Blue whale bones land in the compost
Blue whale skeletons undergo composting process to clean them before display
A Royal Ontario Museum team working to clean the bones of two blue whales that washed ashore this spring in western Newfoundland are undergoing yet another smelly stage of the job, as the bones get buried in truckloads of manure.
After the whale carcasses beached in Trout River and Rocky Harbour, N.L., the museum workers first had the daunting task of taking apart the rotting flesh to get to the bones, in hopes of using them for display.
On Thursday, they had yet another stinky gig, as the bones were buried in shipping containers filled with layers of manure and sawdust to allow a composting process clean them.
"I love my job. It's what every girl dreams of — working with endangered species and poop," said Colleen Rowley, a worker with Research Casting International, the company assisting the ROM with the noxious work in Trenton, Ont.
Workers said burying the bones is child's play compared to the job earlier this year of disassembling the rotting carcasses.
The cleaning process is estimated to take just over one year.
One skeleton will end up back with Newfoundland's Memorial University, while the other heads to the ROM in Toronto.

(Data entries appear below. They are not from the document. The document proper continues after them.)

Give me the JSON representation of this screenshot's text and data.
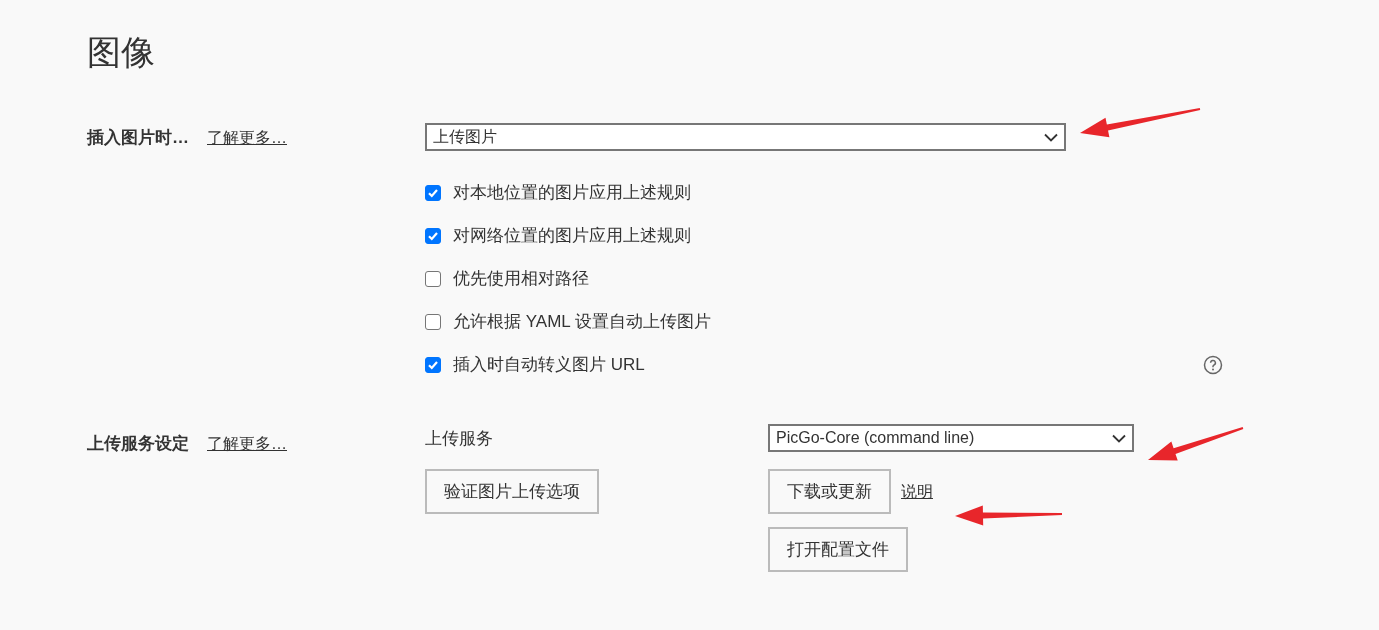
{
  "page_title": "图像",
  "insert_image": {
    "label": "插入图片时…",
    "link": "了解更多…",
    "select": {
      "value": "上传图片"
    },
    "options": [
      {
        "label": "对本地位置的图片应用上述规则",
        "checked": true,
        "help": false
      },
      {
        "label": "对网络位置的图片应用上述规则",
        "checked": true,
        "help": false
      },
      {
        "label": "优先使用相对路径",
        "checked": false,
        "help": false
      },
      {
        "label": "允许根据 YAML 设置自动上传图片",
        "checked": false,
        "help": false
      },
      {
        "label": "插入时自动转义图片 URL",
        "checked": true,
        "help": true
      }
    ]
  },
  "upload_service": {
    "label": "上传服务设定",
    "link": "了解更多…",
    "service_label": "上传服务",
    "verify_button": "验证图片上传选项",
    "select": {
      "value": "PicGo-Core (command line)"
    },
    "buttons": [
      {
        "label": "下载或更新",
        "link": "说明"
      },
      {
        "label": "打开配置文件"
      }
    ]
  }
}
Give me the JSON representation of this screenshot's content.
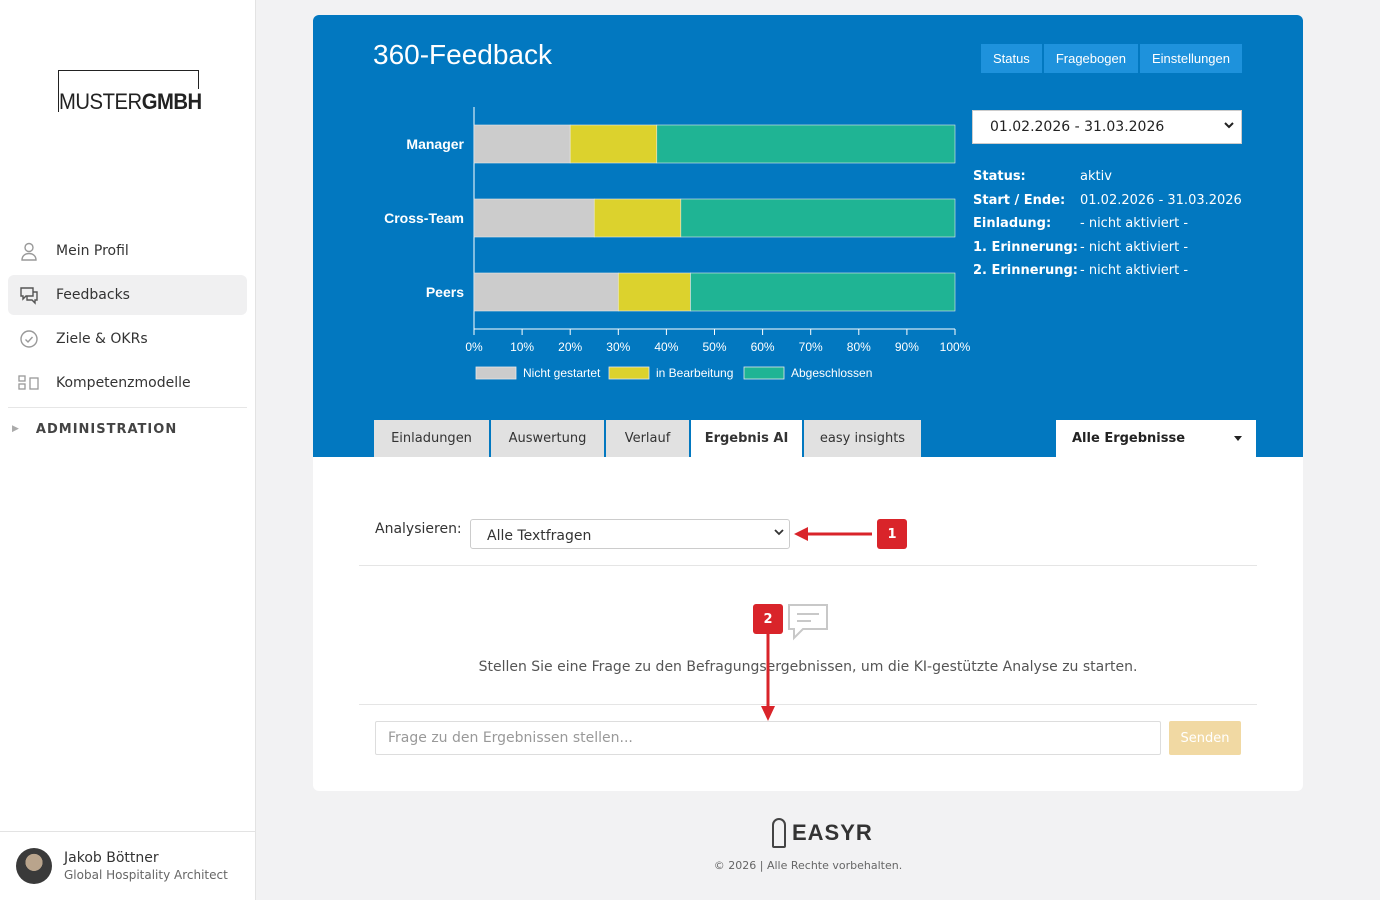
{
  "sidebar": {
    "logo": {
      "light": "MUSTER",
      "bold": "GMBH"
    },
    "items": [
      {
        "label": "Mein Profil",
        "icon": "user-icon"
      },
      {
        "label": "Feedbacks",
        "icon": "chat-icon",
        "active": true
      },
      {
        "label": "Ziele & OKRs",
        "icon": "check-circle-icon"
      },
      {
        "label": "Kompetenzmodelle",
        "icon": "grid-icon"
      }
    ],
    "admin_label": "ADMINISTRATION",
    "user": {
      "name": "Jakob Böttner",
      "role": "Global Hospitality Architect"
    }
  },
  "header": {
    "title": "360-Feedback",
    "buttons": [
      "Status",
      "Fragebogen",
      "Einstellungen"
    ],
    "date_range": "01.02.2026 - 31.03.2026",
    "info": [
      {
        "label": "Status:",
        "value": "aktiv"
      },
      {
        "label": "Start / Ende:",
        "value": "01.02.2026 - 31.03.2026"
      },
      {
        "label": "Einladung:",
        "value": "- nicht aktiviert -"
      },
      {
        "label": "1. Erinnerung:",
        "value": "- nicht aktiviert -"
      },
      {
        "label": "2. Erinnerung:",
        "value": "- nicht aktiviert -"
      }
    ]
  },
  "chart_data": {
    "type": "bar",
    "orientation": "horizontal",
    "stacked": true,
    "categories": [
      "Manager",
      "Cross-Team",
      "Peers"
    ],
    "series": [
      {
        "name": "Nicht gestartet",
        "color": "#cccccc",
        "values": [
          20,
          25,
          30
        ]
      },
      {
        "name": "in Bearbeitung",
        "color": "#dcd22d",
        "values": [
          18,
          18,
          15
        ]
      },
      {
        "name": "Abgeschlossen",
        "color": "#1fb494",
        "values": [
          62,
          57,
          55
        ]
      }
    ],
    "xlim": [
      0,
      100
    ],
    "xticks": [
      "0%",
      "10%",
      "20%",
      "30%",
      "40%",
      "50%",
      "60%",
      "70%",
      "80%",
      "90%",
      "100%"
    ],
    "legend_position": "bottom"
  },
  "tabs": [
    {
      "label": "Einladungen"
    },
    {
      "label": "Auswertung"
    },
    {
      "label": "Verlauf"
    },
    {
      "label": "Ergebnis AI",
      "active": true
    },
    {
      "label": "easy insights"
    }
  ],
  "filter": {
    "label": "Alle Ergebnisse"
  },
  "analysis": {
    "label": "Analysieren:",
    "selected": "Alle Textfragen",
    "hint": "Stellen Sie eine Frage zu den Befragungsergebnissen, um die KI-gestützte Analyse zu starten.",
    "input_placeholder": "Frage zu den Ergebnissen stellen...",
    "send_label": "Senden"
  },
  "annotations": [
    "1",
    "2"
  ],
  "footer": {
    "brand": "EASYR",
    "copyright": "© 2026 | Alle Rechte vorbehalten."
  }
}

If enough money can be raised, it's hoped both will be displayed in a few years.